But while this gives a good opportunity for pictures, more interesting is the question how it formed. At first there was obviously a waterfall, where Dismal Creek was flowing over a ledge and falling down some 15 m. The waterfall worked the rocks behind and eroded them, a typical thing which you can see quite often, all over the world. The upper layer is harder and so the lower layer is eroded faster. In this case it was so soft, the resulting overhang cave is pretty deep. Then something happened which is rather rare: the water flowing over the ledge crossed a crack in the cap rock, and when the cave finally reached this crack a small part of the water started to flow down the crack and out of the cave to meet the main stream again. This water also eroded, and the crack widened until it was big enough to swallow the whole river. So the waterfall became dry and all the water went through the hole. Since then little happened, but the waterfall in the cave continued to increase the cave, which caused its current size.
Dismal Creek has rather low water most of the year. At this time the site is rather dull, just a cave with a hole in the ceiling and water trickling down. But when the production increases, after heavy rains or during snow melt, the place has a real waterfall and is definitely impressive.

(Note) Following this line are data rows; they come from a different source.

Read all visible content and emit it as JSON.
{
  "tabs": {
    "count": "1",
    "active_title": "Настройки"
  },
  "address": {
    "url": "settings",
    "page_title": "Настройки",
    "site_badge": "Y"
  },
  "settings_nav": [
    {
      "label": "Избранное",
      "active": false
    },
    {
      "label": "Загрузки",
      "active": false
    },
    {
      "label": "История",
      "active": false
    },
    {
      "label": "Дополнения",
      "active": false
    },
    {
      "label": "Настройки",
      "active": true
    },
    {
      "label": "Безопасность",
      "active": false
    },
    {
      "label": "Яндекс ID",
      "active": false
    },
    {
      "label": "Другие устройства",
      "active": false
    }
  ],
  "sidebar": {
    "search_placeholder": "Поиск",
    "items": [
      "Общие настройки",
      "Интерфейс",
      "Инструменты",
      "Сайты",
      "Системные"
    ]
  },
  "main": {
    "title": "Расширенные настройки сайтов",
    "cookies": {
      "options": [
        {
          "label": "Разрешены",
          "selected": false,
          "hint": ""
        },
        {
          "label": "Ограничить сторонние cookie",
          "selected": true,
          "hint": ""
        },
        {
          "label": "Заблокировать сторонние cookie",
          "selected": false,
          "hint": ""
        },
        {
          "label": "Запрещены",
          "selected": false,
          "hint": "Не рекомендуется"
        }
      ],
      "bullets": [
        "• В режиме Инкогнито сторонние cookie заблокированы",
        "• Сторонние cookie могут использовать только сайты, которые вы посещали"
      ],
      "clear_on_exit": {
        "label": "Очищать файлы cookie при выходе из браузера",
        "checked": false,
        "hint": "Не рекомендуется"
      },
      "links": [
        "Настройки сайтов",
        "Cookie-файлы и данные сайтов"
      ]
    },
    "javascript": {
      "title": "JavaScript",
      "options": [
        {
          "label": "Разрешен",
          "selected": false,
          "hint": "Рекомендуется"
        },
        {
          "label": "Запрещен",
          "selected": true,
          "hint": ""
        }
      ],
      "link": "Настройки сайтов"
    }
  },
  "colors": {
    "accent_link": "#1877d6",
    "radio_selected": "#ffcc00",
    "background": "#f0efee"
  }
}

During winter it is also quite a sight when the waterfall becomes frozen.